Eleven per cent of games-players have ignored their partner's telephone call in order to continue playing videogames, a survey by 7 Sins publisher Digital Jesters has revealed.
This forms one of the Seven Gaming Sins, which has been unveiled in a comprehensive test of the games-playing nation's morality.
Cheating topped the poll of gaming sins, with 26.1 per cent admitting to inputting codes or exploiting loopholes to further their progress.

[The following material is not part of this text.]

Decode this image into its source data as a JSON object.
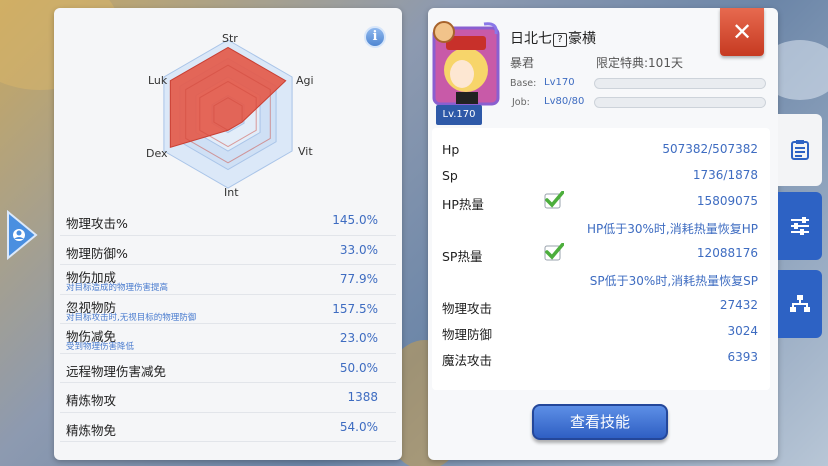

Playing pirated computer games came second, with 16.8 per cent of respondents indicating they'd played games obtained illegally.
6.7 per cent of respondents claimed to have sabotaged a competitor's game in order to gain an advantage, whilst a shameful 4.3 per cent of respondents admitted to feigning illness to play games when they should be working.
"It's been an interesting survey ? and shows that games players are used to the concept of lying, cheating, deceiving and conniving," says Leo Zullo, marketing Director, Digital Jesters. "Whilst they're able to do some of the above in most games, only 7 Sins actively encourages it, providing a large slice of despicable, entertaining all-round fun ? although we wouldn't recommend it PlayStation or PC owners who are easily offended."
The Seven Gaming Sins admitted by respondents are as follows:
1. Cheating: Using cheats to progress in games (26.1 per cent)
2. Stealing: Playing pirated games (18.68)
3. Ignorance: Leaving partner's phone call to continue playing (11 per cent)
4. Sabotage: Deliberately hindering or altering someone else's game (6.7 per cent)
5. Lying: Feigning illness from work in order to play computer games (4.3 per cent)
6. Coveting: Only borrowing games from a friend's library rather than buying your own copy (3.2 per cent)
7. Spitefulness: Giving away game endings deliberately. (2.7 per cent)
The survey was conducted by tickbox.net, and polled 1164 members of the public. In this instance, 72.68 per cent of respondents admitted to a specific gaming sin.
7 Sins is available now for PlayStation 2 and PC, published by Digital Jesters.
For more info or results from the survey please contact:
Paul Loughrey (firstname.lastname@example.org)